• [WHAT YOU WILL DO] The data below is to be copied exactly, line by line.

══ RECORDS SUPPLIED ══

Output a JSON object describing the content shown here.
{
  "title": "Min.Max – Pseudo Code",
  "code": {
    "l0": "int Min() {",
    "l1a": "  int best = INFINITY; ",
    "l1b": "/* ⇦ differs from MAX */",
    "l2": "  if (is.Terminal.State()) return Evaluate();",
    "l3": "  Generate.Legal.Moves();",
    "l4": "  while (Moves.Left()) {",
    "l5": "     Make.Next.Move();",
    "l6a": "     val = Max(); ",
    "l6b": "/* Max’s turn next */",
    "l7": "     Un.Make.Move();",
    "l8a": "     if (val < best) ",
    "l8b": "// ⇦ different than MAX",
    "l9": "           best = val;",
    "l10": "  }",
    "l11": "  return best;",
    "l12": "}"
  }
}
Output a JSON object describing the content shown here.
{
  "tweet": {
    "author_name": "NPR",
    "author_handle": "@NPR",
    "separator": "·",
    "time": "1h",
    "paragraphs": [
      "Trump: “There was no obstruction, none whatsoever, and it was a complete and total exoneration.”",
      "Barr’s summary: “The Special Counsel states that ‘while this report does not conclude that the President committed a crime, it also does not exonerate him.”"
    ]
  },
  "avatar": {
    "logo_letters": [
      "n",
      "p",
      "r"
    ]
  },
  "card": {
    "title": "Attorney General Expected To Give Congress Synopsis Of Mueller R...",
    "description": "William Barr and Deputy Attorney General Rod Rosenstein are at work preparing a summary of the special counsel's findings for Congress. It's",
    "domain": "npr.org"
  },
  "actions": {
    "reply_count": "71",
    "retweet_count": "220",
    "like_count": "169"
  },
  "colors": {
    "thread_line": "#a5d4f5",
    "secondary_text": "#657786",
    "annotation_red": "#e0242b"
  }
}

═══

• [EXERCISE RESPONSE]
Output a JSON object describing the content shown here.
{
  "title": "Min.Max – Pseudo Code",
  "code": {
    "l0": "int Min() {",
    "l1a": "  int best = INFINITY; ",
    "l1b": "/* ⇦ differs from MAX */",
    "l2": "  if (is.Terminal.State()) return Evaluate();",
    "l3": "  Generate.Legal.Moves();",
    "l4": "  while (Moves.Left()) {",
    "l5": "     Make.Next.Move();",
    "l6a": "     val = Max(); ",
    "l6b": "/* Max’s turn next */",
    "l7": "     Un.Make.Move();",
    "l8a": "     if (val < best) ",
    "l8b": "// ⇦ different than MAX",
    "l9": "           best = val;",
    "l10": "  }",
    "l11": "  return best;",
    "l12": "}"
  }
}
Output a JSON object describing the content shown here.
{
  "tweet": {
    "author_name": "NPR",
    "author_handle": "@NPR",
    "separator": "·",
    "time": "1h",
    "paragraphs": [
      "Trump: “There was no obstruction, none whatsoever, and it was a complete and total exoneration.”",
      "Barr’s summary: “The Special Counsel states that ‘while this report does not conclude that the President committed a crime, it also does not exonerate him.”"
    ]
  },
  "avatar": {
    "logo_letters": [
      "n",
      "p",
      "r"
    ]
  },
  "card": {
    "title": "Attorney General Expected To Give Congress Synopsis Of Mueller R...",
    "description": "William Barr and Deputy Attorney General Rod Rosenstein are at work preparing a summary of the special counsel's findings for Congress. It's",
    "domain": "npr.org"
  },
  "actions": {
    "reply_count": "71",
    "retweet_count": "220",
    "like_count": "169"
  },
  "colors": {
    "thread_line": "#a5d4f5",
    "secondary_text": "#657786",
    "annotation_red": "#e0242b"
  }
}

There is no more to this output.